Medline ® Abstract for Reference 110
of 'Overview of neurologic complications of non-platinum cancer chemotherapy'
Postma TJ, Vermorken JB, Liefting AJ, Pinedo HM, Heimans JJ
Ann Oncol. 1995;6(5):489.
BACKGROUND: Paclitaxel (Taxol) is a new antineoplastic agent derived from the bark of the western yew, Taxus brevifolia, with important activity against several tumors such as ovarian cancer, breast cancer, lung cancer and head and neck cancer. Because it promotes microtubule assembly, neuropathy occurs as one of its toxic side effects. Our purpose was to evaluate the incidence, severity, dose-dependency and reversibility of paclitaxel-induced neuropathy.
PATIENTS AND METHODS: We prospectively studied 27 patients treated with single-agent paclitaxel at three dose levels. Paclitaxel was administered by 3-hour intravenous infusion every three weeks in all patients, and if possible, all were evaluated neurologically before paclitaxel, after every other cycle and after discontinuation of therapy. We used a standardized questionnaire and neurologic examination with emphasis on neuropathic symptoms and signs. The severity of symptoms and signs was scored. Quantitatively, vibratory perception threshold (vibrameter) and grip strength (dynamometer) were measured.
RESULTS: Six, 14 and seven patients were treated with 135 mg/m2, 175 mg/m2 and 250-300 mg/m2, respectively. Neuropathic symptoms occurred in 50%, 79% and100%, neuropathic signs in 83%, 86% and 100%, and dose-limiting neurotoxicity in 0%, 21% and 71% of patients, respectively. Neurotoxicity progressed with higher cumulative dose and was more pronounced with higher dose per course. Paclitaxel-induced neuropathy was predominantly sensory in character, though minor motor signs were present. Follow-up data of 12 patients after discontinuation of paclitaxel therapy showed that paclitaxel-induced neuropathy is at least partially reversible.

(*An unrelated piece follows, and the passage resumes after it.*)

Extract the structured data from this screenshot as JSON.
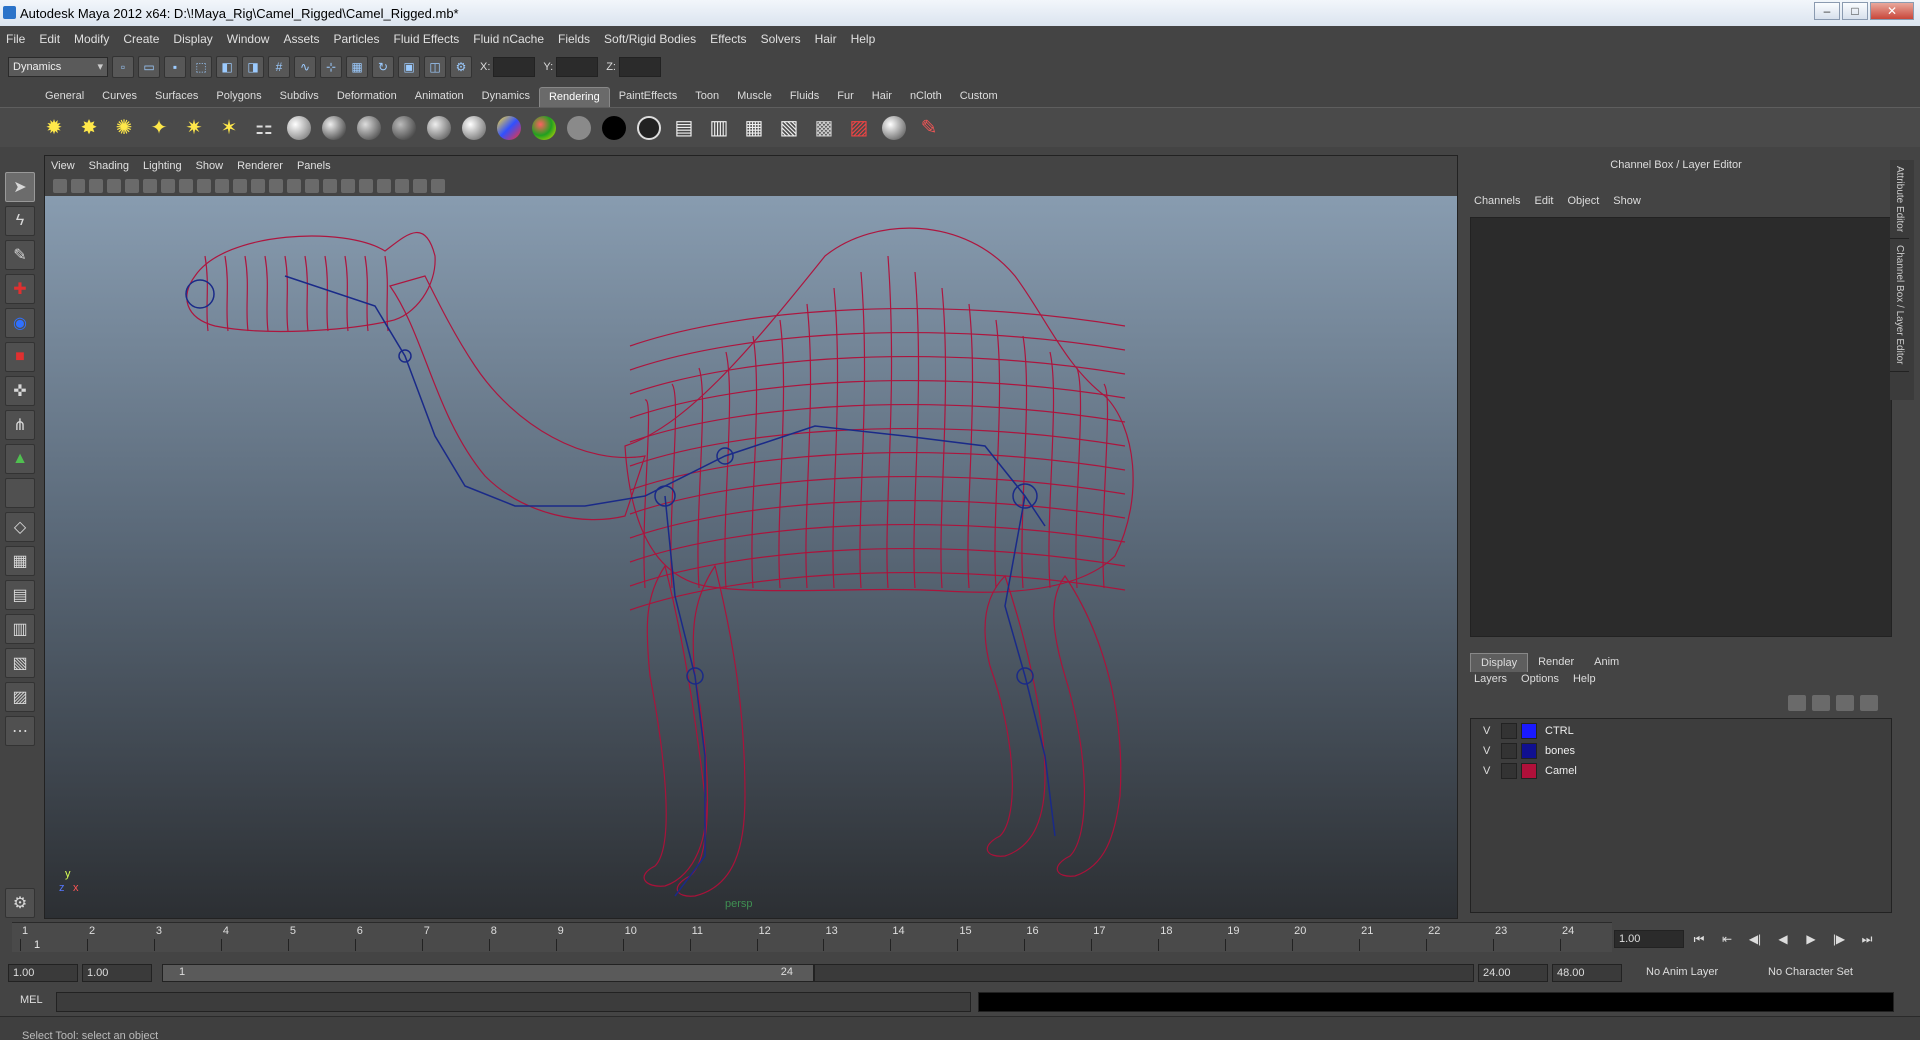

CONCLUSIONS: Paclitaxel-induced neuropathy is a dose-dependent phenomenon, occurring with higher cumulative dose and higher dose per cycle. Using 3-weekly 3-hour infusions of paclitaxel, dose-limiting neurotoxicity can be expected in patients treated with 250 mg/m2 or more each cycle.
Department of Neurology, Free University Hospital, Amsterdam, The Netherlands.